Our weekly “New Starts” roundup of new and newsworthy transportation projects worldwide.
Maryland’s Purple Line Hangs by a Thread
Several dozen urban transportation projects across the United States face an uncertain fate at best while President Donald Trump’s administration figures out how it will make good on its trillion-dollar promise to repair America’s crumbling transportation infrastructure, The New York Times reports.
That trillion dollars is not contained in the budget the Trump White House has submitted to Congress. Instead, that budget proposal cuts Department of Transportation spending by 13 percent, eliminates funding for Amtrak and ends the Obama administration’s TIGER grant program, which funded a number of transit and highway projects in cities nationwide.
One of the projects left hanging by a thread is the Purple Line light-rail route in Washington’s Maryland suburbs. Maryland transportation officials were ready to sign a full funding grant agreement with the federal government when a judge temporarily voided the project’s environmental approvals in August of last year. Under the proposed Trump budget, any transportation infrastructure project that does not now have federal funding agreements in place will have to be paid for by the local governments “that use and benefit from these localized projects.” Fifty such projects, including the Purple Line, were on a list of high-priority items circulated among Trump transition staff prior to his inauguration and published by the McClatchy newspaper chain. Maryland officials were quoted in the Times as expressing disappointment in the last-minute withdrawal of a firm federal commitment to the line.
The Trump administration is promoting public-private partnerships as the way to finance and build many of these projects; Transportation Secretary Elaine Chao reaffirmed the administration’s commitment to an infrastructure program but said that the projects should not “burden future generations with massive debt.”
According to a story in the Hudson Reporter, New Jersey transportation officials expressed similar dismay over the elimination of federal New Starts funding for projects going forward but said that the state would find ways to finance most of the projects on its transportation wish list, including an extension of the Hudson-Bergen Light Rail line north into Bergen County and south to State Route 440 in Jersey City. Nonetheless, Hudson County Executive Tom DeGise called the cuts from Washington “extremely shortsighted.”
First Train Leaves Britain for China via the Silk Railroad
Even as Britain disengages itself from Europe a la Brexit, there’s news related to its extension of an ancient trade route, this time on steel rails.

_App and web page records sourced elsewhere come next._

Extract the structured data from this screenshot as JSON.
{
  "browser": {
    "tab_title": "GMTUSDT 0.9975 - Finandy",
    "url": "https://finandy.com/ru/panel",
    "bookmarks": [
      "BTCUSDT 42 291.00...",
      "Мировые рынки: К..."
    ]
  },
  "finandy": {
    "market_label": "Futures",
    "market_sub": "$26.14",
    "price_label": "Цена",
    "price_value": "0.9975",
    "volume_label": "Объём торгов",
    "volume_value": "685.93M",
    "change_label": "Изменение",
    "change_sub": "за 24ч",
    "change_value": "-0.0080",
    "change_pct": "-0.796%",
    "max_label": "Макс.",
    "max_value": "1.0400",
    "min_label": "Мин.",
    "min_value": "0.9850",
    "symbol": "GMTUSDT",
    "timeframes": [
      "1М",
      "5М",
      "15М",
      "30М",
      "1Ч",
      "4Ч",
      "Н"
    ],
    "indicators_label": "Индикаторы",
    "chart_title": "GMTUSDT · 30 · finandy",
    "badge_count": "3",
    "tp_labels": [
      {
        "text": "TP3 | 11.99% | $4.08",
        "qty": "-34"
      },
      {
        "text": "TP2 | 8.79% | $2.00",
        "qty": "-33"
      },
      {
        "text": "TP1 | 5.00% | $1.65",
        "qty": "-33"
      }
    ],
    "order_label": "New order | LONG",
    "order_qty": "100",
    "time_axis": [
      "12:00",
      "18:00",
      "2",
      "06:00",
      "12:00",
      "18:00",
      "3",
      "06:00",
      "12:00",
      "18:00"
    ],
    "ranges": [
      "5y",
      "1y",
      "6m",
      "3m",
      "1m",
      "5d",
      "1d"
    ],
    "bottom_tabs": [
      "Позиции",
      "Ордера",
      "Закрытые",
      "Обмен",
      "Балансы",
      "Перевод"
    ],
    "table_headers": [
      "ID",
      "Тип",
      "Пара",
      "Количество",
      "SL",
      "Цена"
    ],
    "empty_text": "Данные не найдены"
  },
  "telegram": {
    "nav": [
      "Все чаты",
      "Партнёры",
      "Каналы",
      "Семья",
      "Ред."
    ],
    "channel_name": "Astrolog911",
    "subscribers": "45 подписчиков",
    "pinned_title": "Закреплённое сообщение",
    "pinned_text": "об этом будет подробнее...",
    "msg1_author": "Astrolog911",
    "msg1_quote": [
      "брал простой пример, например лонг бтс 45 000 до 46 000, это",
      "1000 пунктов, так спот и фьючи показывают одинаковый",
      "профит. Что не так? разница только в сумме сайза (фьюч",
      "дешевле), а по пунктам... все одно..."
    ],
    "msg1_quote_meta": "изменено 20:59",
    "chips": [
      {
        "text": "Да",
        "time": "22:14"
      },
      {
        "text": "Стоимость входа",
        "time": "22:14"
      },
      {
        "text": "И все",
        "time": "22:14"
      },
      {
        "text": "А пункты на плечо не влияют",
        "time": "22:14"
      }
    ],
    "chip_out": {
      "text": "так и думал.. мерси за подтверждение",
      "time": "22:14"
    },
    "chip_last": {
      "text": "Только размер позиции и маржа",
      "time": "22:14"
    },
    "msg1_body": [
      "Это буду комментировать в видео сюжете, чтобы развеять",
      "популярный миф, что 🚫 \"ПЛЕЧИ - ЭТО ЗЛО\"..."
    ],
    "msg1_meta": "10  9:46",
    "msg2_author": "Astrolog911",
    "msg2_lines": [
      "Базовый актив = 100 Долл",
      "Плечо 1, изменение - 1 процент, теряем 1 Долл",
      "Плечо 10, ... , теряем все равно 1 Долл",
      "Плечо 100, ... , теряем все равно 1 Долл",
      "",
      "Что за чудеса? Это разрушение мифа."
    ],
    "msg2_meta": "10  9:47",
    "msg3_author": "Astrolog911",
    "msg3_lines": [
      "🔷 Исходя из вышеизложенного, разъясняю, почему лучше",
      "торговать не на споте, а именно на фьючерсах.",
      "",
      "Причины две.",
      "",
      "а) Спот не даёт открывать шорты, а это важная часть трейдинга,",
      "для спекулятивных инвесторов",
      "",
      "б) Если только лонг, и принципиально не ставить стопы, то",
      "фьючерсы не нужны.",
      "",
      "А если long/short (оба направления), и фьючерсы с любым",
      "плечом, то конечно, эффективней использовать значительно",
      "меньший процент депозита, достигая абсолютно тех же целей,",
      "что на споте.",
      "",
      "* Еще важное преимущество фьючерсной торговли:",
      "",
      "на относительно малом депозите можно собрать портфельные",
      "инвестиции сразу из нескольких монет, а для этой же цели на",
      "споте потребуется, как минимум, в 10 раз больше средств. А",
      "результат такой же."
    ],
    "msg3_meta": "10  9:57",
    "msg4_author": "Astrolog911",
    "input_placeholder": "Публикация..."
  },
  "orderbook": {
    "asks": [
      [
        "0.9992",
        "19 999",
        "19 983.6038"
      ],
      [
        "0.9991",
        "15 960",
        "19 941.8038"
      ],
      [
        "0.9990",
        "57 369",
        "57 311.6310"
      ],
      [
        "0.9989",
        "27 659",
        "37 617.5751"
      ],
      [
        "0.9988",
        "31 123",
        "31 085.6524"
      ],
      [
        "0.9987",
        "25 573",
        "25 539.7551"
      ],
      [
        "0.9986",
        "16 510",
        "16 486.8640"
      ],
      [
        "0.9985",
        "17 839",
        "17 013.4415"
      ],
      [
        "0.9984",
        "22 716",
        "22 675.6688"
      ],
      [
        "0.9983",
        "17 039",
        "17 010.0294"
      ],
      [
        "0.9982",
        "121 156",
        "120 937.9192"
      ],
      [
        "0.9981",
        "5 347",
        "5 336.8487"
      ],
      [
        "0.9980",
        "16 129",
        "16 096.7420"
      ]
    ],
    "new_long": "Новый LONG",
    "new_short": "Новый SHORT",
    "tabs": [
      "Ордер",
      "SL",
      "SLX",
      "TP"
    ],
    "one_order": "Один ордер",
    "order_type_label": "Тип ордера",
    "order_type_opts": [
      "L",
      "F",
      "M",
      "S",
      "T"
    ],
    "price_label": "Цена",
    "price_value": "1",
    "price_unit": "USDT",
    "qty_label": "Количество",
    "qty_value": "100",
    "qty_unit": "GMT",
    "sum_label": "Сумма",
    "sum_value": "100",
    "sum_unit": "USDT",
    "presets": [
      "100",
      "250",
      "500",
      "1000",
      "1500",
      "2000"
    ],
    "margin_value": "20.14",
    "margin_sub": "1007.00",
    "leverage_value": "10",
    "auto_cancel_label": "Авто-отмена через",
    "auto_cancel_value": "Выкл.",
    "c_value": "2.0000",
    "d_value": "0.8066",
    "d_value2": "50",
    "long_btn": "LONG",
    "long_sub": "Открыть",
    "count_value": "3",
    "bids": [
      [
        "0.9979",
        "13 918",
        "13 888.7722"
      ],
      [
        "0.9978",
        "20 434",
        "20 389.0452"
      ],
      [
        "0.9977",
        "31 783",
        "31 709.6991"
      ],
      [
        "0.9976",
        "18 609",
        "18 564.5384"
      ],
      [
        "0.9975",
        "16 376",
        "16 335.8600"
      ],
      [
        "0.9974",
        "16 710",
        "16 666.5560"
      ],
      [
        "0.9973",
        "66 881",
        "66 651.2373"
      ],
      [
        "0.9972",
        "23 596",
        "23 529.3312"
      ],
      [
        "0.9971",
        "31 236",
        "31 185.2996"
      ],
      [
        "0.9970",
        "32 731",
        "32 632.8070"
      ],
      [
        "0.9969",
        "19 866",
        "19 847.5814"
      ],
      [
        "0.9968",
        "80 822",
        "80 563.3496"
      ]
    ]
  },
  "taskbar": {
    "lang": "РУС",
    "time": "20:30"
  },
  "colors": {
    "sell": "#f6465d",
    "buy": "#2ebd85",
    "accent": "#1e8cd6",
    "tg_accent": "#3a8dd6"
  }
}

Railway Gazette International took note April 10 of the departure from London of the first eastbound freight train to China from DP World’s London Gateway port facility. The train, carrying a mix of containers filled with products including soft drinks, vitamins, pharmaceuticals, baby products and whisky, is ultimately destined for Yiwu, a city of 1.2 million located 100 km (62 miles) south of Hangzhou in southeast China.
It will take about three weeks for the container train to complete the 12,000-km (7,456.5-mile) journey from London to Yiwu, crossing through France, Germany, Poland, Belarus, Russia and Kazakhstan in between.
This train marks the establishment of a permanent rail cargo service between the United Kingdom and China. A demonstration train had left Yiwu on Jan. 1 and arrived at a port in London’s Barking section on Jan. 18. It extends an intercontinental freight service between China and Duisburg in the Ruhr region of Germany that has been operating since 2015.
The new service further develops a Chinese government program called “One Belt, One Road” that will create a network of similar trade routes across Eurasia.
“This new rail link with China is another boost for Global Britain, following the ancient Silk Road trade route to carry British products around the world,” Greg Hands, Minister of State in the Department for International Trade, told Railway Gazette. “It shows the huge global demand for quality U.K. goods and is a great step for DP World’s £1.5 billion [$1.87 billion U.S.] London Gateway port as it also welcomes its first regular container ships from Asia.”
Swiss Government Greenlights Zurich Light-Rail Project
The Swiss Federal Transport Office issued permits on April 10 to allow construction of the Limmattalbahn, a 13.4-km (8.3-mile) line connecting the states (cantons) of Zurich and Aargau, to proceed, the International Railway Journal reports.
The meter-gauge line will connect two Swiss Federal Railways stations, one at Zurich-Altstetten and the other at Killwangen-Spreitenbach in Aargau. It will have 27 stations in between the two end points, and 92 percent of the route will be on dedicated track.
Trains will operate at 15-minute intervals and will take 37 minutes to travel from end to end. The line’s 715 million Swiss franc tab ($709 million U.S.) is being split between the federal government and the states of Zürich and Aargau.
Know of a project that should be featured in this column? Send a Tweet with links to @MarketStEl using the hashtag #newstarts.
Next City contributor Sandy Smith is the home and real estate editor at Philadelphia magazine. Over the years, his work has appeared in Hidden City Philadelphia, the Philadelphia Inquirer and other local and regional publications. His interest in cities stretches back to his youth in Kansas City, and his career in journalism and media relations extends back that far as well.